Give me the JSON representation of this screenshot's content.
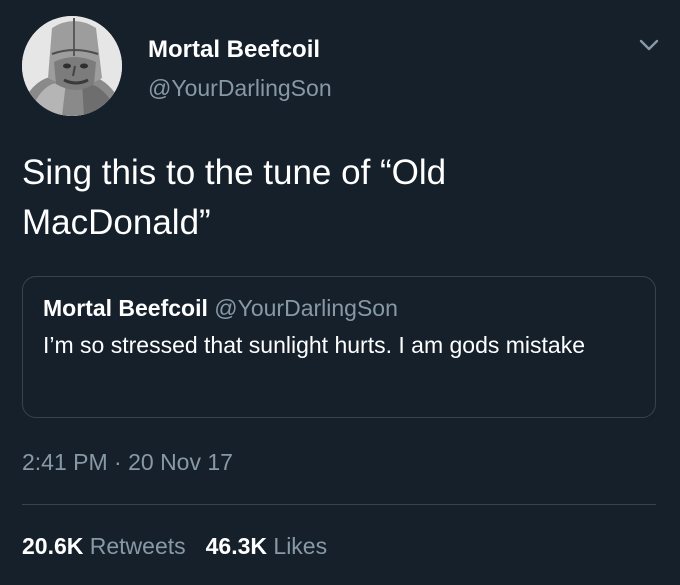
{
  "tweet": {
    "display_name": "Mortal Beefcoil",
    "handle": "@YourDarlingSon",
    "text": "Sing this to the tune of “Old MacDonald”",
    "timestamp": "2:41 PM · 20 Nov 17",
    "avatar_icon": "medieval-helmet-portrait",
    "menu_icon": "chevron-down-icon"
  },
  "quoted_tweet": {
    "display_name": "Mortal Beefcoil",
    "handle": "@YourDarlingSon",
    "text": "I’m so stressed that sunlight hurts. I am gods mistake"
  },
  "stats": {
    "retweets_count": "20.6K",
    "retweets_label": "Retweets",
    "likes_count": "46.3K",
    "likes_label": "Likes"
  },
  "colors": {
    "background": "#15202b",
    "primary_text": "#ffffff",
    "secondary_text": "#8899a6",
    "border": "#38444d"
  }
}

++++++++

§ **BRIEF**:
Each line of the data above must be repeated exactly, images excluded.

§ **EXERCISE SOLUTION**:
Give me the JSON representation of this screenshot's content.
{
  "tweet": {
    "display_name": "Mortal Beefcoil",
    "handle": "@YourDarlingSon",
    "text": "Sing this to the tune of “Old MacDonald”",
    "timestamp": "2:41 PM · 20 Nov 17",
    "avatar_icon": "medieval-helmet-portrait",
    "menu_icon": "chevron-down-icon"
  },
  "quoted_tweet": {
    "display_name": "Mortal Beefcoil",
    "handle": "@YourDarlingSon",
    "text": "I’m so stressed that sunlight hurts. I am gods mistake"
  },
  "stats": {
    "retweets_count": "20.6K",
    "retweets_label": "Retweets",
    "likes_count": "46.3K",
    "likes_label": "Likes"
  },
  "colors": {
    "background": "#15202b",
    "primary_text": "#ffffff",
    "secondary_text": "#8899a6",
    "border": "#38444d"
  }
}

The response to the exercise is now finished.